  2. “For instance, there are no known incidents of home batteries exploding”?

    What? Yes there is. Why don’t you contact Energysafe Victoria and ask them about your theory. They don’t make up these rules because it was a bad Wednesday.

    You may find out a few things when you do.

  3. As far as I know, lead acid charging stations have to meet safety standards and are usually well ventilated and located outside.
    Standards Aus should be doing a serious safety investigation given at least some of the batteries mentioned could end up being a serious hazard in some circumstances.
    The last thing we need is a serious domestic incident that results in all home batteries being shut down waiting for remedial work.

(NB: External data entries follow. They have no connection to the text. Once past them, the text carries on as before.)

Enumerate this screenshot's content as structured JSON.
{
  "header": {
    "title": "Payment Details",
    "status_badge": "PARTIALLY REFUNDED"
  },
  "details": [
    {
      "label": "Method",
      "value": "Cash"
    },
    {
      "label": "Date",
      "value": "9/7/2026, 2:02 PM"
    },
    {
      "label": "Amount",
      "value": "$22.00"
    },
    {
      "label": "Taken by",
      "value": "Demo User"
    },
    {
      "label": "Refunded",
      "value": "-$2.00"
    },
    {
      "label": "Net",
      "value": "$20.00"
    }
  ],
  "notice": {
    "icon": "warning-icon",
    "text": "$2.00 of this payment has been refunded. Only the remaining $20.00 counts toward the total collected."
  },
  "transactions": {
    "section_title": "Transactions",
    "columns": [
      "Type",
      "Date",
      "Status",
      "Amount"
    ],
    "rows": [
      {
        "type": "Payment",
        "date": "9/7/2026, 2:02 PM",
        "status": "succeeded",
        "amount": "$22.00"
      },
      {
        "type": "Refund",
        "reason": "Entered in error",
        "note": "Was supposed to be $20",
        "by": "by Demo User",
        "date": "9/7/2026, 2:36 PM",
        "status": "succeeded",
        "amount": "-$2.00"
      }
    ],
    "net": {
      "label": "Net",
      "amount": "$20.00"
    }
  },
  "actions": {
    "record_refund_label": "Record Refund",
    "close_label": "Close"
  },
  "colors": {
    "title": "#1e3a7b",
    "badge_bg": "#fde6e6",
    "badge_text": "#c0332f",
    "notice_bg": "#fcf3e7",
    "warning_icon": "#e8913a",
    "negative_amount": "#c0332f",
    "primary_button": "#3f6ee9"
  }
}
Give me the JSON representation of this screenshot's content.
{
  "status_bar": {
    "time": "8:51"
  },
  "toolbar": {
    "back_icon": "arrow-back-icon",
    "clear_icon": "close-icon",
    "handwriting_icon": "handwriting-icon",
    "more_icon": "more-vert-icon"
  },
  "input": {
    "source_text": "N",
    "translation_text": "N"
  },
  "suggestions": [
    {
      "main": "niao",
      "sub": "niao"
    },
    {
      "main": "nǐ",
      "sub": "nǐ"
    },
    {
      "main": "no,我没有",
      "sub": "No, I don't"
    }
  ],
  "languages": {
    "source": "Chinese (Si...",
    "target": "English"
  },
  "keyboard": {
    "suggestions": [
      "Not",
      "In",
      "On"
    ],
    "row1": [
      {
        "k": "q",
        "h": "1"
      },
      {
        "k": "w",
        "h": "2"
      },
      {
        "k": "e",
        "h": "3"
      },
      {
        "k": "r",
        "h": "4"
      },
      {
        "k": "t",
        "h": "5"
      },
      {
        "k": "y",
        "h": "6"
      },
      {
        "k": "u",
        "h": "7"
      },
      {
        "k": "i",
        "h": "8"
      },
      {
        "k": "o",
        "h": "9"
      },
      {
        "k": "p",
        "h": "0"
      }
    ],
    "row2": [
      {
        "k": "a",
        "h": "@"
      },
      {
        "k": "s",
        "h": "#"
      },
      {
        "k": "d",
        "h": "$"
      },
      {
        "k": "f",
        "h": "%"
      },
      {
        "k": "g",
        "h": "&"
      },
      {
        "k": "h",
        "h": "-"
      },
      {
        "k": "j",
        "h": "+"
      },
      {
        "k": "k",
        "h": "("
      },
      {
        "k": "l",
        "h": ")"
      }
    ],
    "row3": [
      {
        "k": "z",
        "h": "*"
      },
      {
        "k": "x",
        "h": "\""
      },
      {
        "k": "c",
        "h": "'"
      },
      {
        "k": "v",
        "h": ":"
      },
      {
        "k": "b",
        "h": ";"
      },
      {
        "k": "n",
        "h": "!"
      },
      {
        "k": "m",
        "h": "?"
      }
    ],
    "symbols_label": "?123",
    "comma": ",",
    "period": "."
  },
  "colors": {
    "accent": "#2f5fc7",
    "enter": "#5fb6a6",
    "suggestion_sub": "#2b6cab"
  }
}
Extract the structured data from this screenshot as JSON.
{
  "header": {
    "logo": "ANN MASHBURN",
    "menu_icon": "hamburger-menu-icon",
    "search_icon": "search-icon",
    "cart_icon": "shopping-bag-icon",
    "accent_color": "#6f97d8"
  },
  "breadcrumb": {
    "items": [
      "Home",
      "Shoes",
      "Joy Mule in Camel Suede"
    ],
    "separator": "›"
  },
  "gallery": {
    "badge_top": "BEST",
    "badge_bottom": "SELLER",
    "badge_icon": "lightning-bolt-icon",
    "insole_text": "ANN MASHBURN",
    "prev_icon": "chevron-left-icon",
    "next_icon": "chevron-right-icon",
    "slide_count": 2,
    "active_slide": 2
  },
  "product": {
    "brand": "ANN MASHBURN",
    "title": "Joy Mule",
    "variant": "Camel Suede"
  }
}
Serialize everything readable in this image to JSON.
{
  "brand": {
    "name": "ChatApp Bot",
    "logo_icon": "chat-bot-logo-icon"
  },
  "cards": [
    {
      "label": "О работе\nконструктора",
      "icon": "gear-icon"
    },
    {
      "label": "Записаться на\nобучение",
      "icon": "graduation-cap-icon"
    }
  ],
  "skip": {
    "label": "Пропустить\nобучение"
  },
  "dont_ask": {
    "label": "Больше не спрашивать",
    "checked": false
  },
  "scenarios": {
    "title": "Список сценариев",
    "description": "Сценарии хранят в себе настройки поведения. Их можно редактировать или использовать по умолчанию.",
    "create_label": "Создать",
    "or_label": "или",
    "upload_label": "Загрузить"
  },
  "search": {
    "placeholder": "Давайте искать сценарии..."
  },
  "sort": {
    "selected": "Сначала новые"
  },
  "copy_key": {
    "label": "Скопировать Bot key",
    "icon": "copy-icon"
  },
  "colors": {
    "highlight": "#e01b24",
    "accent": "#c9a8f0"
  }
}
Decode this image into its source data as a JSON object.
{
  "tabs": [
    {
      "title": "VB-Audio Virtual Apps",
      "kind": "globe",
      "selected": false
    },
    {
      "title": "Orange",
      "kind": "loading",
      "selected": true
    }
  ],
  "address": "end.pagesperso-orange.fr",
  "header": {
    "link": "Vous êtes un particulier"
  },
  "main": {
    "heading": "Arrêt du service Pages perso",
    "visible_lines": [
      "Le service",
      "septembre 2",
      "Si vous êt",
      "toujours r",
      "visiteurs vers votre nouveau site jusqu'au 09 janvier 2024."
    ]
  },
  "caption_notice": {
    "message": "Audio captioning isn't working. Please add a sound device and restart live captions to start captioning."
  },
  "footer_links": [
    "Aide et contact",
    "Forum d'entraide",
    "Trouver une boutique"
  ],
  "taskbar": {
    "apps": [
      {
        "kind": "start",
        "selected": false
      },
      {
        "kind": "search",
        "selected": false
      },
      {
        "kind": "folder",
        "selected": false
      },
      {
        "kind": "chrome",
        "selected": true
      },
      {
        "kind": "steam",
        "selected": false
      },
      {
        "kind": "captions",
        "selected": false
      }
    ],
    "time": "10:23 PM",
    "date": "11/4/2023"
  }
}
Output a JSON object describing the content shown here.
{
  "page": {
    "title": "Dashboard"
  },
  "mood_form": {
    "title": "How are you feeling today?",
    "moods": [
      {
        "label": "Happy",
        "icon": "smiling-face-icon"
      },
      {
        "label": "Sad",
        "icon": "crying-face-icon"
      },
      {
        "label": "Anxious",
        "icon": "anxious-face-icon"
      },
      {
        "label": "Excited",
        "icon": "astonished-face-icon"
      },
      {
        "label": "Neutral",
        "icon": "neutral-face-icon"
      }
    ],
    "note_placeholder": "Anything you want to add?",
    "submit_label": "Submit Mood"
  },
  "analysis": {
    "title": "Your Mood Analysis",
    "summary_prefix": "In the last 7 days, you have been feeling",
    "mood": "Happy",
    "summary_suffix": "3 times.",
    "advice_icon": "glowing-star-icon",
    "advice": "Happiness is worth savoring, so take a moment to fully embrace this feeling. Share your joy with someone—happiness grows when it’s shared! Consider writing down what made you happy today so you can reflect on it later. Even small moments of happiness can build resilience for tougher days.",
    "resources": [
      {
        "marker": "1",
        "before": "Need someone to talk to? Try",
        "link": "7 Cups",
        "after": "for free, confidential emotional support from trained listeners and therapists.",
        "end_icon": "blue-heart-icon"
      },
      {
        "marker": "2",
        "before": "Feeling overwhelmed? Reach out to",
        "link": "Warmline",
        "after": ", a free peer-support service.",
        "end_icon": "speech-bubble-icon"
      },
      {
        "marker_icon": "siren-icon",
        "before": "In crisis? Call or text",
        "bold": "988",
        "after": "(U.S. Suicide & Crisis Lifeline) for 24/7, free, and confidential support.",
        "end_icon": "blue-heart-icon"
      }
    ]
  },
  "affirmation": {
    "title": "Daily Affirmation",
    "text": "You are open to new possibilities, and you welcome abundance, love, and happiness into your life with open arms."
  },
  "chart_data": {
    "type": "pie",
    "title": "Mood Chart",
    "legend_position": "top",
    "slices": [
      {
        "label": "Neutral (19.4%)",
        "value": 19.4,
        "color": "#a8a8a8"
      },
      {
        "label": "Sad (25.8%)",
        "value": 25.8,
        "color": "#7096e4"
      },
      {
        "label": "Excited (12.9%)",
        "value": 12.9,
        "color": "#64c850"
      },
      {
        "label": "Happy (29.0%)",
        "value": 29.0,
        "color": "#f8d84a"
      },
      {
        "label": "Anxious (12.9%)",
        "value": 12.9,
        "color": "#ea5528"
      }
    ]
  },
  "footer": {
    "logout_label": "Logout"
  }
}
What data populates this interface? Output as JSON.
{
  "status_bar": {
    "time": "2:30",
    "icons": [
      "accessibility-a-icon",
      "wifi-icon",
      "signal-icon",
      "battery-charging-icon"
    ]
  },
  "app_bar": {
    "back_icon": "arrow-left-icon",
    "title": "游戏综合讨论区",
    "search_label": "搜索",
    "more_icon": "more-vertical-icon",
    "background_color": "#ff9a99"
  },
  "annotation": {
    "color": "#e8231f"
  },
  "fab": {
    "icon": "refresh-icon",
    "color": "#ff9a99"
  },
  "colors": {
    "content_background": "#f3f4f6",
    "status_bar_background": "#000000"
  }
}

  4. As usual, Aust Standards going over the top and leaving common sense in the dust. For example, it’s practically impossible to get a LiFePO4 type lithium battery to burn, they will withstand crushing, puncturing etc with just emission of smoke, they simply don’t burn, yet with these new standards they will require the same fire protection as the other more flammable lithium chemistries. Once again, an Aust Standards committee shows they don’t understand the technologies they are legislating for.